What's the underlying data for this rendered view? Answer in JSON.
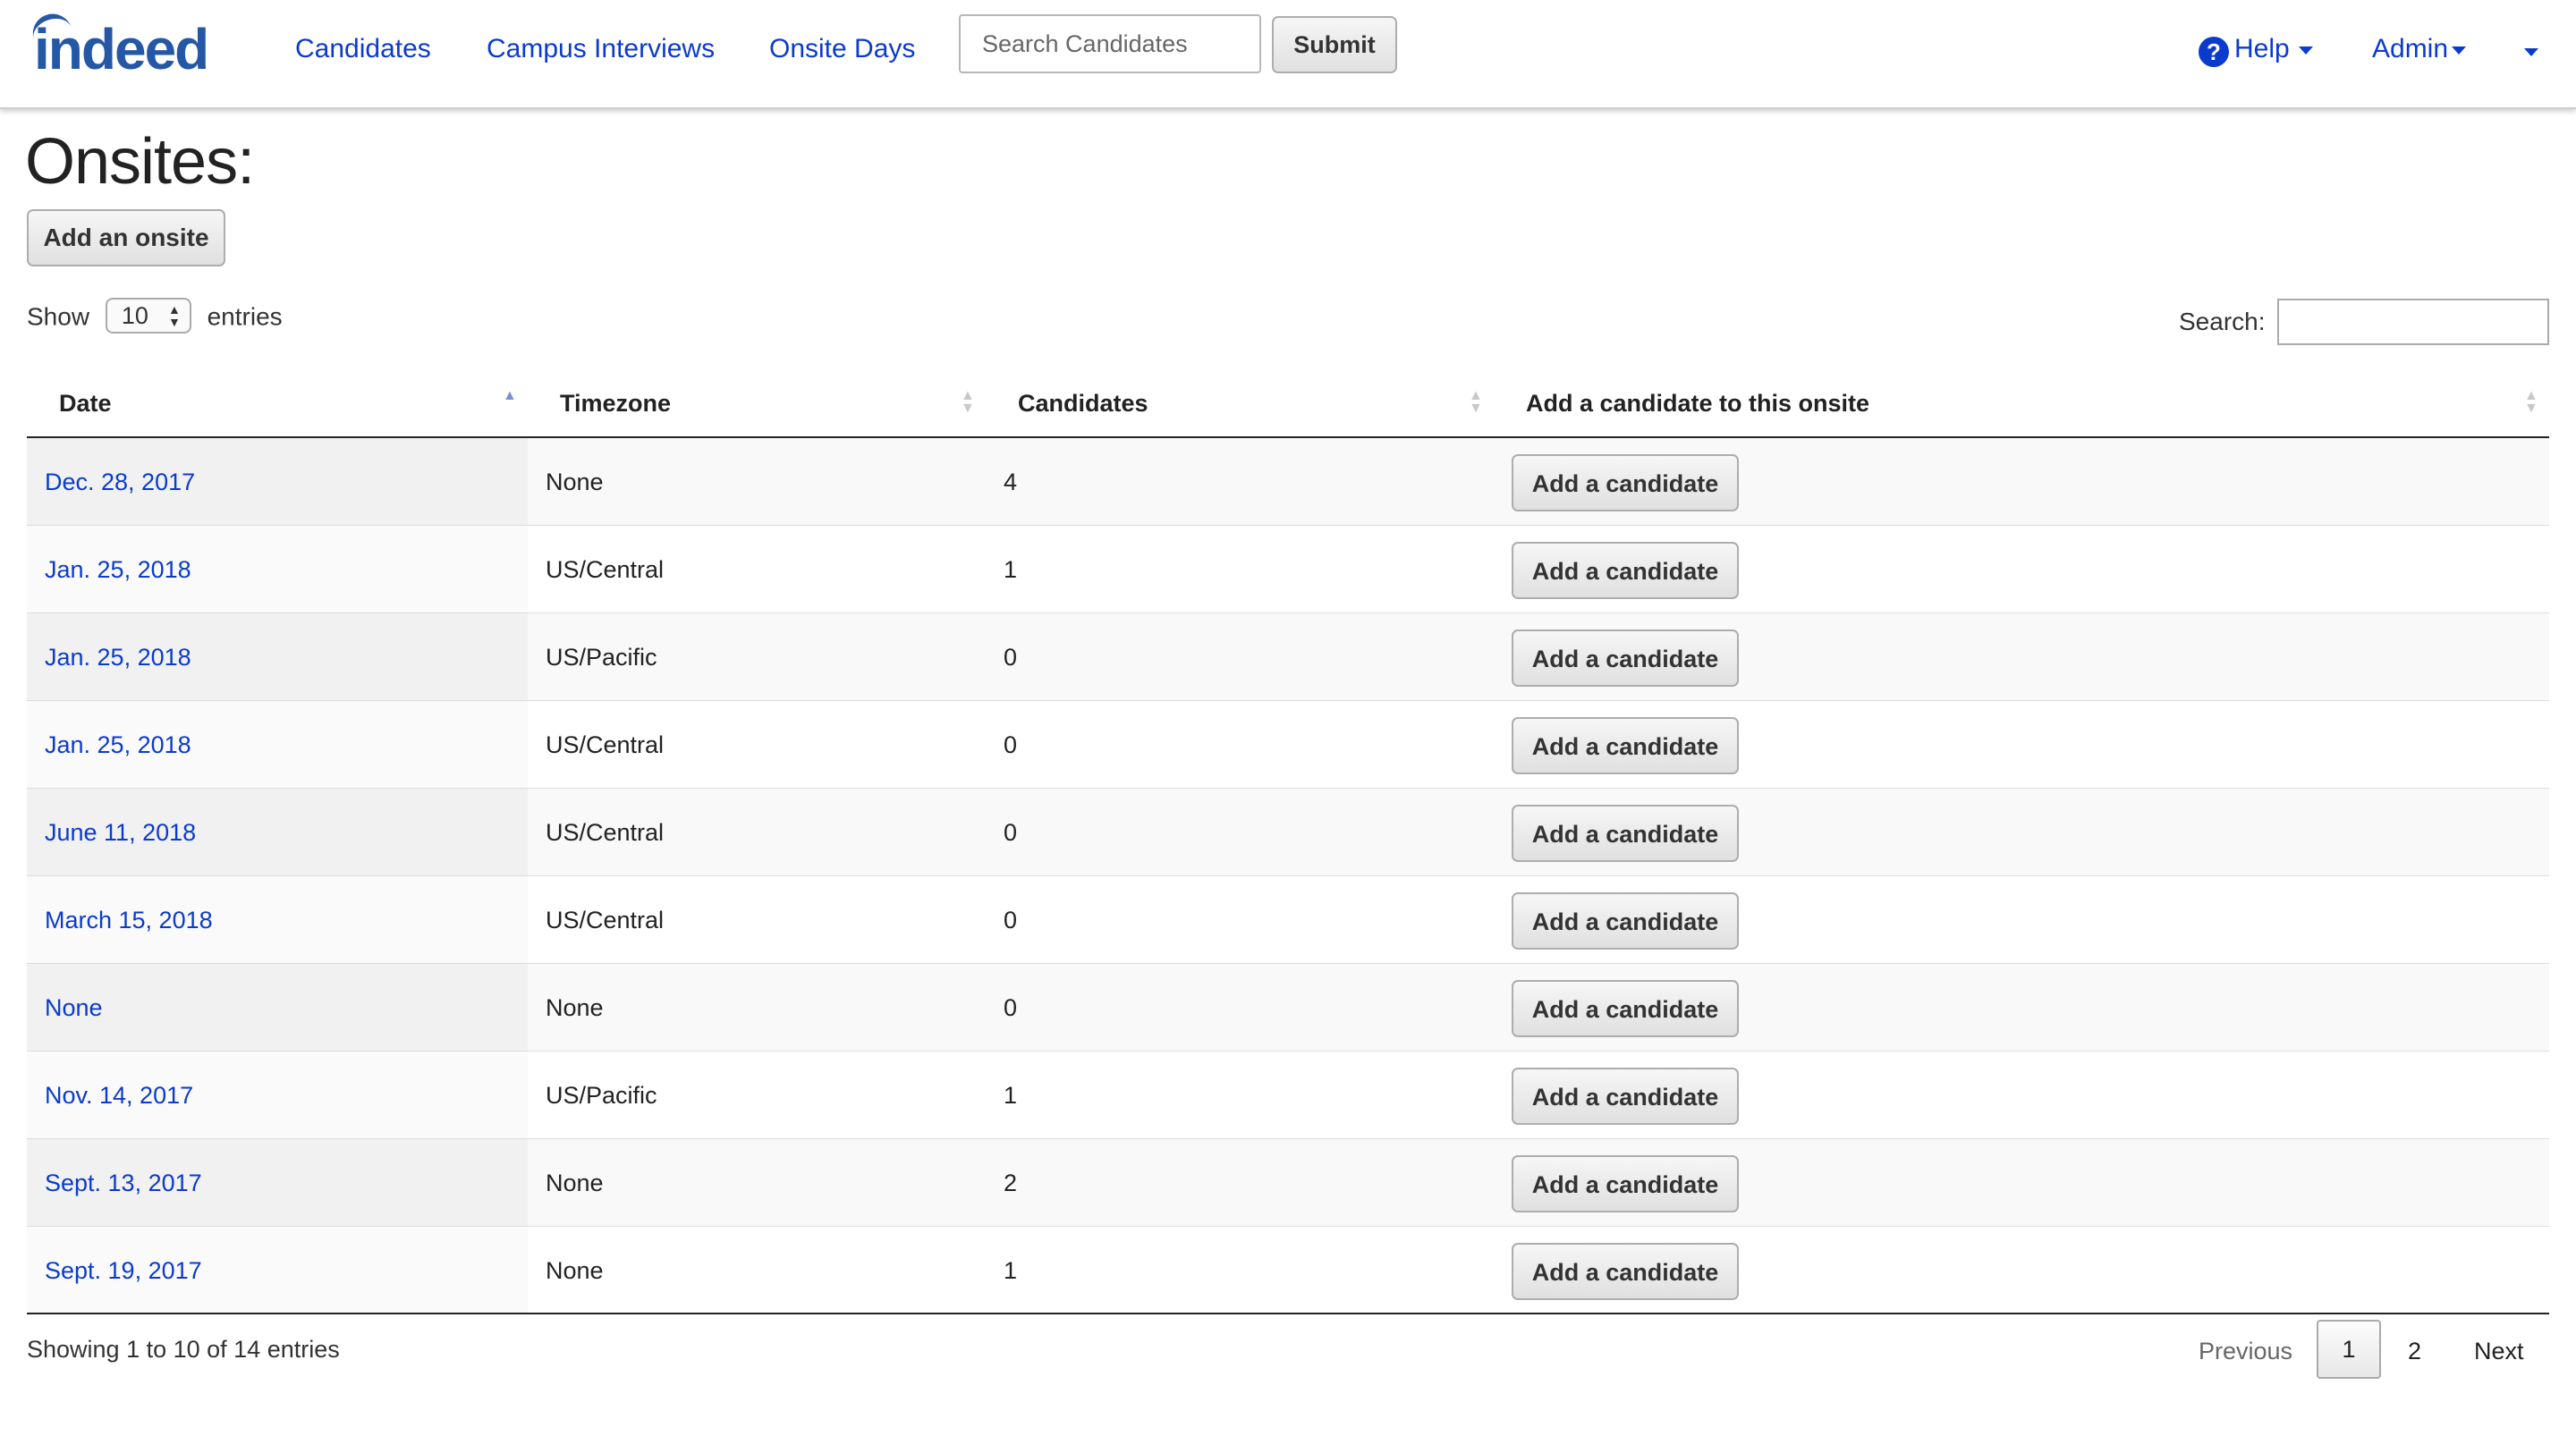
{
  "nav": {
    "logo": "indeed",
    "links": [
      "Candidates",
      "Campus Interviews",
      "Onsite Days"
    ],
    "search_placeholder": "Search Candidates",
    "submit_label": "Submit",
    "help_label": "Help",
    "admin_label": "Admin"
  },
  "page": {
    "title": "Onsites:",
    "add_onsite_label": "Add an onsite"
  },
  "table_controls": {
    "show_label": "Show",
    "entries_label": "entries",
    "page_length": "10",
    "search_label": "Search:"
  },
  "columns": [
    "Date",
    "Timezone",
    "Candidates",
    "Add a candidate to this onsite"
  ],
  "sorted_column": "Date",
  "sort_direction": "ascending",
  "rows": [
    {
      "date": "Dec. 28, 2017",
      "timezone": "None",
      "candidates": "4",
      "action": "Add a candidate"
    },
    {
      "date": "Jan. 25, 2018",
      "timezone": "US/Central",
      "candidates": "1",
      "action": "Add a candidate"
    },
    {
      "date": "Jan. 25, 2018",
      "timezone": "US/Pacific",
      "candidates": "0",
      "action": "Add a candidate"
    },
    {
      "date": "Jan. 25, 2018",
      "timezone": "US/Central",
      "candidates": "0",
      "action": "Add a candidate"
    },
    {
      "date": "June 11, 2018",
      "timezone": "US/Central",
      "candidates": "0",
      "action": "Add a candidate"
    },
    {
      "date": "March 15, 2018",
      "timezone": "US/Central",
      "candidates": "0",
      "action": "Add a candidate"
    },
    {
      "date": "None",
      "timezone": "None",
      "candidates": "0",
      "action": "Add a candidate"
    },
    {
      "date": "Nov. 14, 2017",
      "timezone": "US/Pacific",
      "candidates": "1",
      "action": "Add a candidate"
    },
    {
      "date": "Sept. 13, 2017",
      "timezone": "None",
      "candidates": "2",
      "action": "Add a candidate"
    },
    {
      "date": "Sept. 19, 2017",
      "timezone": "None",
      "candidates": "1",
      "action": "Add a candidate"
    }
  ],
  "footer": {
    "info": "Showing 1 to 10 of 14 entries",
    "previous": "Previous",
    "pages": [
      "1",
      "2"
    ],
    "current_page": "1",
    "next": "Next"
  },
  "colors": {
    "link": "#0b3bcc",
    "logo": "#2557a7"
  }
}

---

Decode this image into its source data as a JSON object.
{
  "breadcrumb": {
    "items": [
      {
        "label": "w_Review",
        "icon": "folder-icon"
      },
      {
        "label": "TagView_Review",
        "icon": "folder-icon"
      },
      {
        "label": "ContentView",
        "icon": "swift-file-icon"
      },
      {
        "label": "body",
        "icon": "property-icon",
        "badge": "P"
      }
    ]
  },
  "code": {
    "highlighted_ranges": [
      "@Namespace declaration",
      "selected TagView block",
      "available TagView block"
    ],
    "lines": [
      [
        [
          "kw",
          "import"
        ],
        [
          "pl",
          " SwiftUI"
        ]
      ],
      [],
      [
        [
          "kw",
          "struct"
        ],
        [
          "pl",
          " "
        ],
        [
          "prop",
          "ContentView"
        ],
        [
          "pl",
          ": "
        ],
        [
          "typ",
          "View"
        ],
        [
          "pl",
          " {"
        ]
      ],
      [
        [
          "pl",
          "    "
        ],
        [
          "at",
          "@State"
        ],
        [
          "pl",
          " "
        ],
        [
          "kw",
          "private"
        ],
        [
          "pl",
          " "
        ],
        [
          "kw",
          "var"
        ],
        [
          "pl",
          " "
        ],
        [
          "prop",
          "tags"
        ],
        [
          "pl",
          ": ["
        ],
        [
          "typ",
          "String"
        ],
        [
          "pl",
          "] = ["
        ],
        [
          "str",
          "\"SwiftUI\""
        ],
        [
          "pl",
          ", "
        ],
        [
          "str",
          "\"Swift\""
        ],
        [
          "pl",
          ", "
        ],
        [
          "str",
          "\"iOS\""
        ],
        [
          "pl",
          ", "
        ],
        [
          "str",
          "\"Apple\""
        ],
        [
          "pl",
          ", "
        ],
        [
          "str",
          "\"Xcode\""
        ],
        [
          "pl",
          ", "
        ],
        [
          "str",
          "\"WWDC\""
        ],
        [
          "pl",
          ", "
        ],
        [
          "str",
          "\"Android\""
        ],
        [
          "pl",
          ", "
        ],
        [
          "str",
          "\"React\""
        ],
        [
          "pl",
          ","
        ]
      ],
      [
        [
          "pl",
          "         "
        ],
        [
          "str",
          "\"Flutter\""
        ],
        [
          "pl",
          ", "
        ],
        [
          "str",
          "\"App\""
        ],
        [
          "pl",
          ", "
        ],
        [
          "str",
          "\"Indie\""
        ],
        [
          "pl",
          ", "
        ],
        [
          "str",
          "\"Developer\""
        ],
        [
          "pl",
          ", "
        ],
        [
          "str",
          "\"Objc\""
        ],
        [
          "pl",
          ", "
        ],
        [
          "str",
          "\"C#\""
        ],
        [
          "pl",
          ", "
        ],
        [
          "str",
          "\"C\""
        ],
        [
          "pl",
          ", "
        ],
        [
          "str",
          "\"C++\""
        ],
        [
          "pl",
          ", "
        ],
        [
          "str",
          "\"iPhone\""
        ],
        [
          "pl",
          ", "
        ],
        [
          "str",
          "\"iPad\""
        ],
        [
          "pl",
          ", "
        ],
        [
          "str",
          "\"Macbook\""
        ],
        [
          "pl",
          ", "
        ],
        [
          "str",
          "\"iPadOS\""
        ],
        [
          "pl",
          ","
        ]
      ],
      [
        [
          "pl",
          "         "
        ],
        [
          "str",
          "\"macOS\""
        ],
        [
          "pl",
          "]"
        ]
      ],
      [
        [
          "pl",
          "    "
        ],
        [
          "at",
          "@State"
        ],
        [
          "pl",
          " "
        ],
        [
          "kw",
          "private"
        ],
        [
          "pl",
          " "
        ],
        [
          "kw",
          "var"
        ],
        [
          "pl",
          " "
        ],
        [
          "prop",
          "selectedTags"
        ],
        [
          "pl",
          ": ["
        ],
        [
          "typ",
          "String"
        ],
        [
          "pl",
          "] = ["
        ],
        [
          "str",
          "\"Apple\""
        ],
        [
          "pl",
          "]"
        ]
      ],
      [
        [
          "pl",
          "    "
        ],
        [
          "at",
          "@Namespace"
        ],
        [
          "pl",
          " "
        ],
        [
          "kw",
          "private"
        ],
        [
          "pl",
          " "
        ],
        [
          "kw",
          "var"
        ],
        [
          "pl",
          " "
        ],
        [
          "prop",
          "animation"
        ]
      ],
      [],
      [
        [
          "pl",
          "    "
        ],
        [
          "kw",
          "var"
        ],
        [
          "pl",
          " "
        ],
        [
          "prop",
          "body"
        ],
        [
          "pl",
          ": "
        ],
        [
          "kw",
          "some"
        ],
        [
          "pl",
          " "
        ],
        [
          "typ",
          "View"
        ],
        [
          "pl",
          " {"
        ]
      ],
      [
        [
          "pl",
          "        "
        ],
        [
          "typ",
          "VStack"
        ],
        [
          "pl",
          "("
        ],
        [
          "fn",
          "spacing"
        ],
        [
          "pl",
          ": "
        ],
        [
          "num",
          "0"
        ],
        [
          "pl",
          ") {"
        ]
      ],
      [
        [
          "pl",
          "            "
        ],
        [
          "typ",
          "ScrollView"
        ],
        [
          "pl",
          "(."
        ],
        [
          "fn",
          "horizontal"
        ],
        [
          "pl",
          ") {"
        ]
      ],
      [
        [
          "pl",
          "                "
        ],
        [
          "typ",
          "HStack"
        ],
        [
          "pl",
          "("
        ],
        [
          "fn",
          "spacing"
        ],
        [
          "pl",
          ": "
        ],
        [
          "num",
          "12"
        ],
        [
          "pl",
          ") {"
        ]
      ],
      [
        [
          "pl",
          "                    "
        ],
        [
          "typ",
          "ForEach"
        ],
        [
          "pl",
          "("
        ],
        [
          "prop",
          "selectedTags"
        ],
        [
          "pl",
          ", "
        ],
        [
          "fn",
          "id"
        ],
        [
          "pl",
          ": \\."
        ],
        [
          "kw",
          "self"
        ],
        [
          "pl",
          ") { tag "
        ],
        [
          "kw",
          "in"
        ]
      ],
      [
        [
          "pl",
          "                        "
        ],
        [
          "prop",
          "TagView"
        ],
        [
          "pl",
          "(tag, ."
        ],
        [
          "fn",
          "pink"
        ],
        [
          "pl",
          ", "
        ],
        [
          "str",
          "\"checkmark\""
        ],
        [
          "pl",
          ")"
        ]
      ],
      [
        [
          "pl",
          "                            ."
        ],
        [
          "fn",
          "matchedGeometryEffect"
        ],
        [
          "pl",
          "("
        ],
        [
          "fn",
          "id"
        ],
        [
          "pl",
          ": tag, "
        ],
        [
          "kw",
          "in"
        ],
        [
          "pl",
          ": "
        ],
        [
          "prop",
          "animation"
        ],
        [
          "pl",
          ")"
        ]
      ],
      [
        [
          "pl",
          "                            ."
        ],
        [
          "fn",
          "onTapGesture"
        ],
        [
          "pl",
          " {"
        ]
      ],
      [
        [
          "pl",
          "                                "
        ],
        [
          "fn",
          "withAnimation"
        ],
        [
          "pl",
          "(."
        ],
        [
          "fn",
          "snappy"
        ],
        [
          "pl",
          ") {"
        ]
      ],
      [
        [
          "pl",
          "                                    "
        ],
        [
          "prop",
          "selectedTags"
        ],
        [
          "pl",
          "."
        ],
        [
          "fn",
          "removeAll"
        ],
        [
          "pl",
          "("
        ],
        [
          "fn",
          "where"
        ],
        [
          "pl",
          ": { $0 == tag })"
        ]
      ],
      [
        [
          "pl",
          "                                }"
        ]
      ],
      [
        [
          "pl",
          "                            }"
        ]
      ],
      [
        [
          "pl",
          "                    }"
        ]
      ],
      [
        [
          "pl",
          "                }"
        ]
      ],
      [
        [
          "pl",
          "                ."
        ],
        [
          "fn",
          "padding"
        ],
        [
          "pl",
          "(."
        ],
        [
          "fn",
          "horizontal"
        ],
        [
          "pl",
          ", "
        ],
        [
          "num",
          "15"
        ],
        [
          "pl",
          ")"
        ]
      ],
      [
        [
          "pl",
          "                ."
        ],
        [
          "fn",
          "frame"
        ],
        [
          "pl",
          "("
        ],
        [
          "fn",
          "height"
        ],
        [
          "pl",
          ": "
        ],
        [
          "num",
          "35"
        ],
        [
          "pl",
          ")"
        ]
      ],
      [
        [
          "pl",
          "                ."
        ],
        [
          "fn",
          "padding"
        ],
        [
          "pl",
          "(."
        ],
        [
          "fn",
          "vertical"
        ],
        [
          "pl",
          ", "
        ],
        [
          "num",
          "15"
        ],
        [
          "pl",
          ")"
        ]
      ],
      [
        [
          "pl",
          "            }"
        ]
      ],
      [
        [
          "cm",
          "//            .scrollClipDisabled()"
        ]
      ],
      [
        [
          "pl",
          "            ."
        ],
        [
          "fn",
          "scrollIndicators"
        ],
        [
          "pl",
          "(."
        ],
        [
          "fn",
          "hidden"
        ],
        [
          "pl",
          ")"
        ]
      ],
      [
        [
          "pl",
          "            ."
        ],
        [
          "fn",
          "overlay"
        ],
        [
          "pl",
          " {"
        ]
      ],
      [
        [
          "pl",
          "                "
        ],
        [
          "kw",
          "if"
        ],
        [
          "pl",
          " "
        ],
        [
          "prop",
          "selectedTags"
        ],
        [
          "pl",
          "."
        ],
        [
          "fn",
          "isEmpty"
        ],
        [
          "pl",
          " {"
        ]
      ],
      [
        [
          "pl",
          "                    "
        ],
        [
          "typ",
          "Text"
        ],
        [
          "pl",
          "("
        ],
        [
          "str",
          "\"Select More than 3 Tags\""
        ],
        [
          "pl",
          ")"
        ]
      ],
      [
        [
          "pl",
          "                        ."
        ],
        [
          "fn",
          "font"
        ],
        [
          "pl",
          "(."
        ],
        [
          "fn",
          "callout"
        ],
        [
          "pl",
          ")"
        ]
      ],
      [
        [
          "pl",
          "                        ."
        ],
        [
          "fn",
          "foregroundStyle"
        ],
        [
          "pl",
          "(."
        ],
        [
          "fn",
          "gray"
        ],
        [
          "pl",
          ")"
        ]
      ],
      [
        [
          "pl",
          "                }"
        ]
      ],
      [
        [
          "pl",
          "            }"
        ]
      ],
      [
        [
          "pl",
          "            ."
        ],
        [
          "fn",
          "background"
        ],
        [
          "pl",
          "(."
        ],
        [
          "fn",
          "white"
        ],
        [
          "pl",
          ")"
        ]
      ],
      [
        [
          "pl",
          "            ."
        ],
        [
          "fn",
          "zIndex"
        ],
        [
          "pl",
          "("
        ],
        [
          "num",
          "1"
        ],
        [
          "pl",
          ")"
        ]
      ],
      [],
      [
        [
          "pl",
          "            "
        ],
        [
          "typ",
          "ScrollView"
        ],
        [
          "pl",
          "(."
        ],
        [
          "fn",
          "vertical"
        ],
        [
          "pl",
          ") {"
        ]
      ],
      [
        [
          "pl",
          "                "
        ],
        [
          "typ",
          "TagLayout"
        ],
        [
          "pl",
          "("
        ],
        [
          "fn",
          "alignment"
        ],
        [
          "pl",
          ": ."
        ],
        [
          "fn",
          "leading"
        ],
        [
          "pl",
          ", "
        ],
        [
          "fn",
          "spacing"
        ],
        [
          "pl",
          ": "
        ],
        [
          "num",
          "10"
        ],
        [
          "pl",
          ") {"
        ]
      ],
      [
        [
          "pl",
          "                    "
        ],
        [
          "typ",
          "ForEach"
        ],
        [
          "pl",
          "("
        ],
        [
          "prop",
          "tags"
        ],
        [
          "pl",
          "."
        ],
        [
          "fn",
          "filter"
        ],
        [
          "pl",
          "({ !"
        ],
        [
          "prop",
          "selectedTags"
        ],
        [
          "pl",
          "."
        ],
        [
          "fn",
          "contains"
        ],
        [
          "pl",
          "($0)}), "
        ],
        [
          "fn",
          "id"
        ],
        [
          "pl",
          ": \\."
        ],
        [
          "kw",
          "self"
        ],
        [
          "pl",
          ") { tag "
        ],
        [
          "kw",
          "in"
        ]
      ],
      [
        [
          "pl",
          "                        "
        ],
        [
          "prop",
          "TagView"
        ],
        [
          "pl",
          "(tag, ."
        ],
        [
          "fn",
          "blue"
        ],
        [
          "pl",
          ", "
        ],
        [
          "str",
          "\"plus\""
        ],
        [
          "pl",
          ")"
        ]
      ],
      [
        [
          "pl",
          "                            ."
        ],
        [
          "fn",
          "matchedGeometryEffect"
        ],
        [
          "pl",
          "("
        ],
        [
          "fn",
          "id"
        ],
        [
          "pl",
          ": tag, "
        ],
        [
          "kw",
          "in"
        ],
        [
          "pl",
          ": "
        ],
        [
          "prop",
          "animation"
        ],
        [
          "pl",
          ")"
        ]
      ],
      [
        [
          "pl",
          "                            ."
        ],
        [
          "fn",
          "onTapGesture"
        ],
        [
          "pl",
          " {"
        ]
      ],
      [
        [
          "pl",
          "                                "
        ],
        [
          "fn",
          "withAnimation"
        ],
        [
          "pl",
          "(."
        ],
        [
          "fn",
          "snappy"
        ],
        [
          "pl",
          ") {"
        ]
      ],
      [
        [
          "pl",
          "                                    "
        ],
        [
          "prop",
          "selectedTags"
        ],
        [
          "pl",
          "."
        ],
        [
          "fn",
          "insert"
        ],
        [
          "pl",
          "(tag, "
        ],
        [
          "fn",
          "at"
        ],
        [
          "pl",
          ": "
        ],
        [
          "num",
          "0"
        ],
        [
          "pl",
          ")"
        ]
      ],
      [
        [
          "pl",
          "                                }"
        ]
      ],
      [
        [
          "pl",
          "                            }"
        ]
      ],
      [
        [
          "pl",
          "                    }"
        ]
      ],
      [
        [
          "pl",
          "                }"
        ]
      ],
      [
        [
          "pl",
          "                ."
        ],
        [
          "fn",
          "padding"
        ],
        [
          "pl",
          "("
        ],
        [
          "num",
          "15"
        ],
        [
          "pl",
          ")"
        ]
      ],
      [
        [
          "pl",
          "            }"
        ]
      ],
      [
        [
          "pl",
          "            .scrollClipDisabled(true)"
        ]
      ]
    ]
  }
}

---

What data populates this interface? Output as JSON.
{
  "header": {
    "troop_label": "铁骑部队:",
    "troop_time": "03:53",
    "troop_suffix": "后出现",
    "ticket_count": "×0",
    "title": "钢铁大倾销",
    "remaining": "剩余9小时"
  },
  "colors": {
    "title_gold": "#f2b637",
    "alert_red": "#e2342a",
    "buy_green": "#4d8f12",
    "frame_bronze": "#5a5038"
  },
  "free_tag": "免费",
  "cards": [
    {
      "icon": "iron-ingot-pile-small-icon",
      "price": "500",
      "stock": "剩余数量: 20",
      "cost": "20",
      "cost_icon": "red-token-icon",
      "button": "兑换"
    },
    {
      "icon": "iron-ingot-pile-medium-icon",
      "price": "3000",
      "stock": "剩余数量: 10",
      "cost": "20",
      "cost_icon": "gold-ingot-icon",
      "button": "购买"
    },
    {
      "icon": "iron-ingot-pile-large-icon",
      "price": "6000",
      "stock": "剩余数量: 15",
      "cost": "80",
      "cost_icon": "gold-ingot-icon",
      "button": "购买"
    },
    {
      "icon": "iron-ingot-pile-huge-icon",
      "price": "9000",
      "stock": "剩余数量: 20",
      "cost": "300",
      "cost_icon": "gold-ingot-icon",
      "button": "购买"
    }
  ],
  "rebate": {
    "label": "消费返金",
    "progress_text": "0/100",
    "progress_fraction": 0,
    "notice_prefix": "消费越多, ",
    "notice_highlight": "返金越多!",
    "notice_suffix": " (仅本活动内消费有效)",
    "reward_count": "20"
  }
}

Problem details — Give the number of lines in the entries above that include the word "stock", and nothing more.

The answer — 4